PROVIDED DATA Block Start
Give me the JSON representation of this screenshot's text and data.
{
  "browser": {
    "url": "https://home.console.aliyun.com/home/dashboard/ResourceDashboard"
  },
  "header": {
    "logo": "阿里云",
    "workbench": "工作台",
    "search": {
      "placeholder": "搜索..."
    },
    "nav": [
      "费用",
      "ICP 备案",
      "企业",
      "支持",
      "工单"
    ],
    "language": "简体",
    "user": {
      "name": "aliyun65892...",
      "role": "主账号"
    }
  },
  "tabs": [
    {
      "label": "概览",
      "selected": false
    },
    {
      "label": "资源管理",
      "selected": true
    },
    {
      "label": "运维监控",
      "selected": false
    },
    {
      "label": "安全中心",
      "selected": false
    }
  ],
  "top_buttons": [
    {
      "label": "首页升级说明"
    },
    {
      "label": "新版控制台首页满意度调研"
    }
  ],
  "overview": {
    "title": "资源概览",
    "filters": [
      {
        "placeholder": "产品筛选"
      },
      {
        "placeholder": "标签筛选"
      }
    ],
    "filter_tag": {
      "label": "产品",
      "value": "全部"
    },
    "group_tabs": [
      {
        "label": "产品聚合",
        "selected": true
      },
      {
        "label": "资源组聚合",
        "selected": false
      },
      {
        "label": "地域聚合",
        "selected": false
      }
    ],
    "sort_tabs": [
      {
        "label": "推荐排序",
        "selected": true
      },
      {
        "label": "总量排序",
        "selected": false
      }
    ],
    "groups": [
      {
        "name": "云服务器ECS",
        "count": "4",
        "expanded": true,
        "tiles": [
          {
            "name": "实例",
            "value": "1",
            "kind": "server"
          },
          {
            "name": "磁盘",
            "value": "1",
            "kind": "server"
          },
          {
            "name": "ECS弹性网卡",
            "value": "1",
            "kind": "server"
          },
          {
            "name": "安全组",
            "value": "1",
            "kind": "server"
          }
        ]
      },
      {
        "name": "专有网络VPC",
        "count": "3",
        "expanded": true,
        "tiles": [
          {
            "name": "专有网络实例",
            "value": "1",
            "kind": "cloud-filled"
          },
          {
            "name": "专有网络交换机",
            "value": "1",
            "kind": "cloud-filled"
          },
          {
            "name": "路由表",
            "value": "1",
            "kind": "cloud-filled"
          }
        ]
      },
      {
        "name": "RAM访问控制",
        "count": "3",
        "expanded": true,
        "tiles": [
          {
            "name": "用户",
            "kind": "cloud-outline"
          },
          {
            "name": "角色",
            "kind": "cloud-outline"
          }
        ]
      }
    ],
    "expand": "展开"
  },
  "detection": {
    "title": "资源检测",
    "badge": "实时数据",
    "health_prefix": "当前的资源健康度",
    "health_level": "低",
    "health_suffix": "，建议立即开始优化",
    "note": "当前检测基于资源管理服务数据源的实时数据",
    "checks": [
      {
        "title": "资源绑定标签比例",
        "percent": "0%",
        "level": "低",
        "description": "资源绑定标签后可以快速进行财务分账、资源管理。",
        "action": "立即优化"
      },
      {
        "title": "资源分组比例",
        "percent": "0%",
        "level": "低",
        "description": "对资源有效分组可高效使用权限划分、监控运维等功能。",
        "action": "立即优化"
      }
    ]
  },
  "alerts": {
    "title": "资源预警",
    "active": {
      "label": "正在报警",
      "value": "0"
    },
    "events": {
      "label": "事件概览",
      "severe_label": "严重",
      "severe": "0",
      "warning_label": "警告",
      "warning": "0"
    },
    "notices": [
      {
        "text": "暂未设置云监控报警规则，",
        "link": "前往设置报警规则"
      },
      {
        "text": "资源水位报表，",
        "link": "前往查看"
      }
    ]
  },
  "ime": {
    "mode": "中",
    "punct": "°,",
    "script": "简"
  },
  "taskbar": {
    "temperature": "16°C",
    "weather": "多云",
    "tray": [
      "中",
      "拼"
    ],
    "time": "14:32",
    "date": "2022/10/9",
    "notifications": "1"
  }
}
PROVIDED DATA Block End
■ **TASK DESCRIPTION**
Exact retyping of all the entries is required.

■ **FINAL ANSWER**
Give me the JSON representation of this screenshot's text and data.
{
  "browser": {
    "url": "https://home.console.aliyun.com/home/dashboard/ResourceDashboard"
  },
  "header": {
    "logo": "阿里云",
    "workbench": "工作台",
    "search": {
      "placeholder": "搜索..."
    },
    "nav": [
      "费用",
      "ICP 备案",
      "企业",
      "支持",
      "工单"
    ],
    "language": "简体",
    "user": {
      "name": "aliyun65892...",
      "role": "主账号"
    }
  },
  "tabs": [
    {
      "label": "概览",
      "selected": false
    },
    {
      "label": "资源管理",
      "selected": true
    },
    {
      "label": "运维监控",
      "selected": false
    },
    {
      "label": "安全中心",
      "selected": false
    }
  ],
  "top_buttons": [
    {
      "label": "首页升级说明"
    },
    {
      "label": "新版控制台首页满意度调研"
    }
  ],
  "overview": {
    "title": "资源概览",
    "filters": [
      {
        "placeholder": "产品筛选"
      },
      {
        "placeholder": "标签筛选"
      }
    ],
    "filter_tag": {
      "label": "产品",
      "value": "全部"
    },
    "group_tabs": [
      {
        "label": "产品聚合",
        "selected": true
      },
      {
        "label": "资源组聚合",
        "selected": false
      },
      {
        "label": "地域聚合",
        "selected": false
      }
    ],
    "sort_tabs": [
      {
        "label": "推荐排序",
        "selected": true
      },
      {
        "label": "总量排序",
        "selected": false
      }
    ],
    "groups": [
      {
        "name": "云服务器ECS",
        "count": "4",
        "expanded": true,
        "tiles": [
          {
            "name": "实例",
            "value": "1",
            "kind": "server"
          },
          {
            "name": "磁盘",
            "value": "1",
            "kind": "server"
          },
          {
            "name": "ECS弹性网卡",
            "value": "1",
            "kind": "server"
          },
          {
            "name": "安全组",
            "value": "1",
            "kind": "server"
          }
        ]
      },
      {
        "name": "专有网络VPC",
        "count": "3",
        "expanded": true,
        "tiles": [
          {
            "name": "专有网络实例",
            "value": "1",
            "kind": "cloud-filled"
          },
          {
            "name": "专有网络交换机",
            "value": "1",
            "kind": "cloud-filled"
          },
          {
            "name": "路由表",
            "value": "1",
            "kind": "cloud-filled"
          }
        ]
      },
      {
        "name": "RAM访问控制",
        "count": "3",
        "expanded": true,
        "tiles": [
          {
            "name": "用户",
            "kind": "cloud-outline"
          },
          {
            "name": "角色",
            "kind": "cloud-outline"
          }
        ]
      }
    ],
    "expand": "展开"
  },
  "detection": {
    "title": "资源检测",
    "badge": "实时数据",
    "health_prefix": "当前的资源健康度",
    "health_level": "低",
    "health_suffix": "，建议立即开始优化",
    "note": "当前检测基于资源管理服务数据源的实时数据",
    "checks": [
      {
        "title": "资源绑定标签比例",
        "percent": "0%",
        "level": "低",
        "description": "资源绑定标签后可以快速进行财务分账、资源管理。",
        "action": "立即优化"
      },
      {
        "title": "资源分组比例",
        "percent": "0%",
        "level": "低",
        "description": "对资源有效分组可高效使用权限划分、监控运维等功能。",
        "action": "立即优化"
      }
    ]
  },
  "alerts": {
    "title": "资源预警",
    "active": {
      "label": "正在报警",
      "value": "0"
    },
    "events": {
      "label": "事件概览",
      "severe_label": "严重",
      "severe": "0",
      "warning_label": "警告",
      "warning": "0"
    },
    "notices": [
      {
        "text": "暂未设置云监控报警规则，",
        "link": "前往设置报警规则"
      },
      {
        "text": "资源水位报表，",
        "link": "前往查看"
      }
    ]
  },
  "ime": {
    "mode": "中",
    "punct": "°,",
    "script": "简"
  },
  "taskbar": {
    "temperature": "16°C",
    "weather": "多云",
    "tray": [
      "中",
      "拼"
    ],
    "time": "14:32",
    "date": "2022/10/9",
    "notifications": "1"
  }
}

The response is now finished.